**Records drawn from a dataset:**
──────────

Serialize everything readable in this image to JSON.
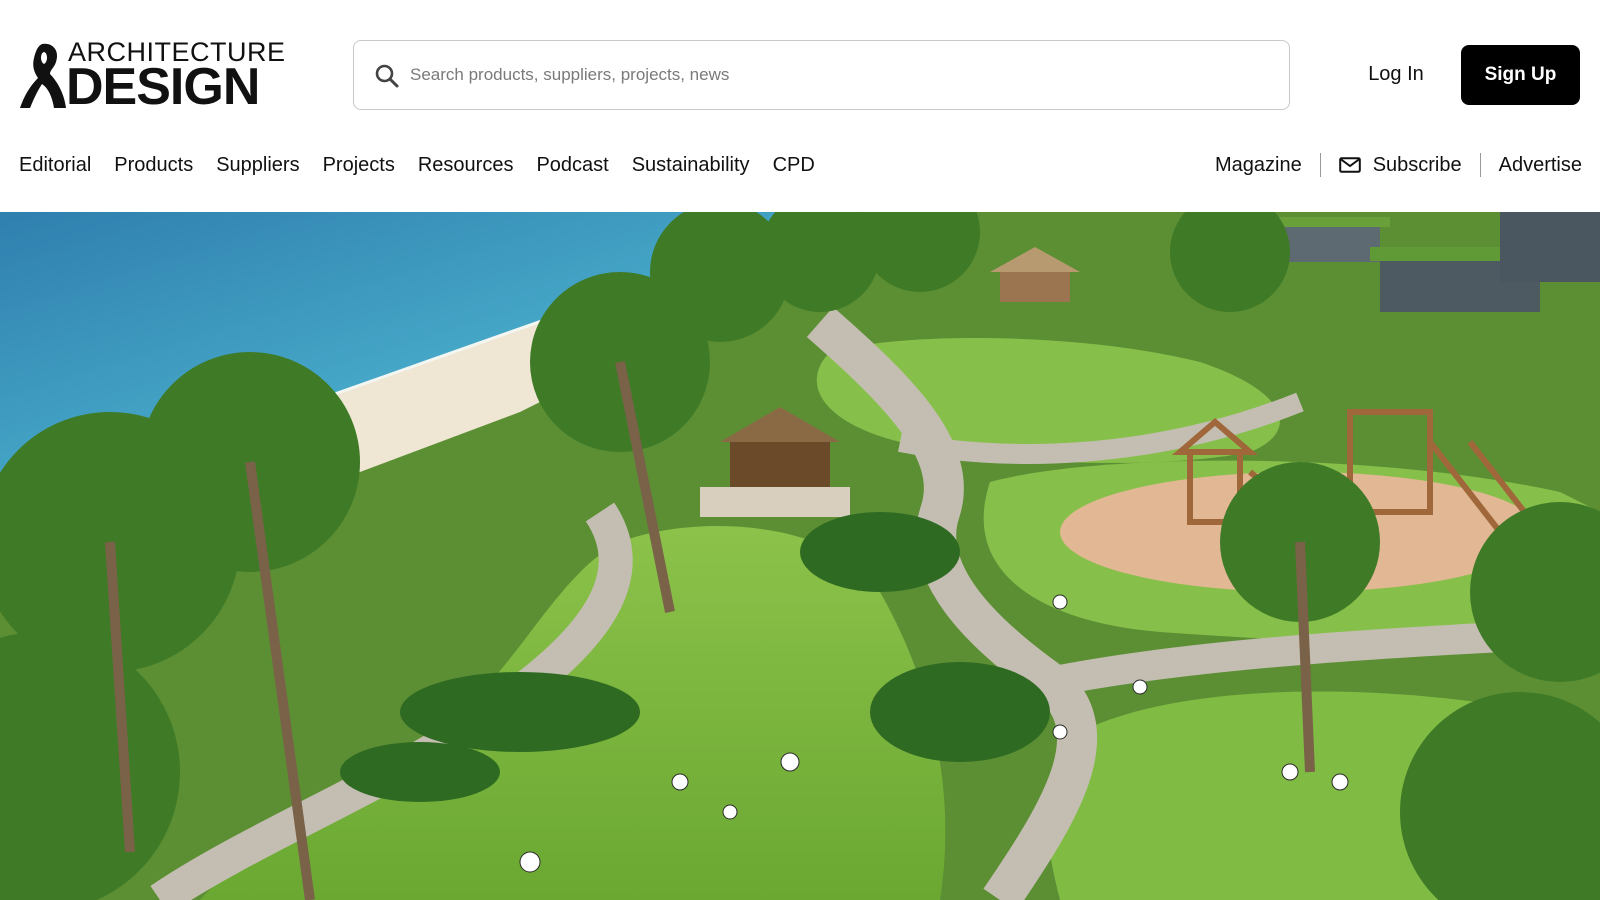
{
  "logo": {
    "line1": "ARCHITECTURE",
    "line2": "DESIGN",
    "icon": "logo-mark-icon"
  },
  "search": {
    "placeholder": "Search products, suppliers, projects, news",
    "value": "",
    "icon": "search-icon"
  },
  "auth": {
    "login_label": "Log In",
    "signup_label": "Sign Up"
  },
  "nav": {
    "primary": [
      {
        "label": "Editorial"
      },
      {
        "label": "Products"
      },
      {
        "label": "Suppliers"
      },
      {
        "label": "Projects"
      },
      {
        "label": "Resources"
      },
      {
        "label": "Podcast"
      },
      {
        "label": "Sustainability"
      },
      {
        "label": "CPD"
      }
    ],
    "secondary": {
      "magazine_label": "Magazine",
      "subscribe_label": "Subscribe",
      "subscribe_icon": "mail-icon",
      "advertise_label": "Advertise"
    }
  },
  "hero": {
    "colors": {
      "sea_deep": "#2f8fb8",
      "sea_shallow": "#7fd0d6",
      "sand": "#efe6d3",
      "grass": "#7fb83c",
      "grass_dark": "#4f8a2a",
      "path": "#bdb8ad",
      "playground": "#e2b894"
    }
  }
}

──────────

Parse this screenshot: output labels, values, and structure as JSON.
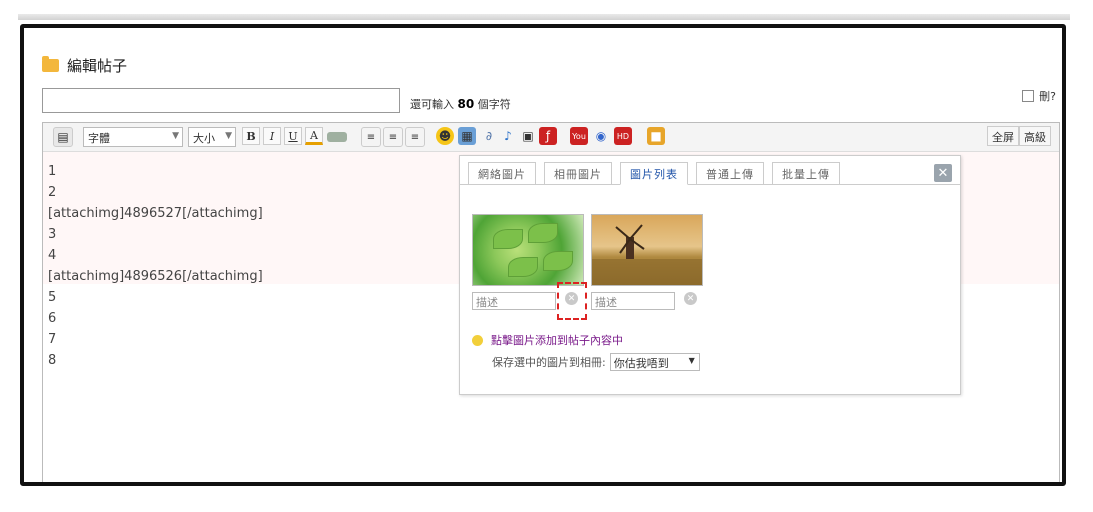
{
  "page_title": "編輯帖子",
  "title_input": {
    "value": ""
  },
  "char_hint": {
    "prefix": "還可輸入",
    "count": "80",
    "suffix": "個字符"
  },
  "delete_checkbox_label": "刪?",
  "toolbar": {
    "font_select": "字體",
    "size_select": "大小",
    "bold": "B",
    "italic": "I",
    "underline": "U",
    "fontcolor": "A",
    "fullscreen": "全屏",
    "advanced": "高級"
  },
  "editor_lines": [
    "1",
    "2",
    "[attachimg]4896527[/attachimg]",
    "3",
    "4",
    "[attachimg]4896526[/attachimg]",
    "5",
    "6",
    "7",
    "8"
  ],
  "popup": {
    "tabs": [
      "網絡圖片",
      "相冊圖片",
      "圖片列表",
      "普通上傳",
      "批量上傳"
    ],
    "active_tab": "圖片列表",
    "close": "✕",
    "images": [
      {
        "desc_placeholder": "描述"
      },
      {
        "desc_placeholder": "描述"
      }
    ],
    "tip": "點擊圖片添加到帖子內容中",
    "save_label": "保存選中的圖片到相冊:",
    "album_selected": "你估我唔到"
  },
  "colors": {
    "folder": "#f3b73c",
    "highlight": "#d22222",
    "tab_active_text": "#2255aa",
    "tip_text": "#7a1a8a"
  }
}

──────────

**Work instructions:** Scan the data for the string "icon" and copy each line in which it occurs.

**Task result:**
    "icon": "logo-mark-icon"
    "icon": "search-icon"
      "subscribe_icon": "mail-icon",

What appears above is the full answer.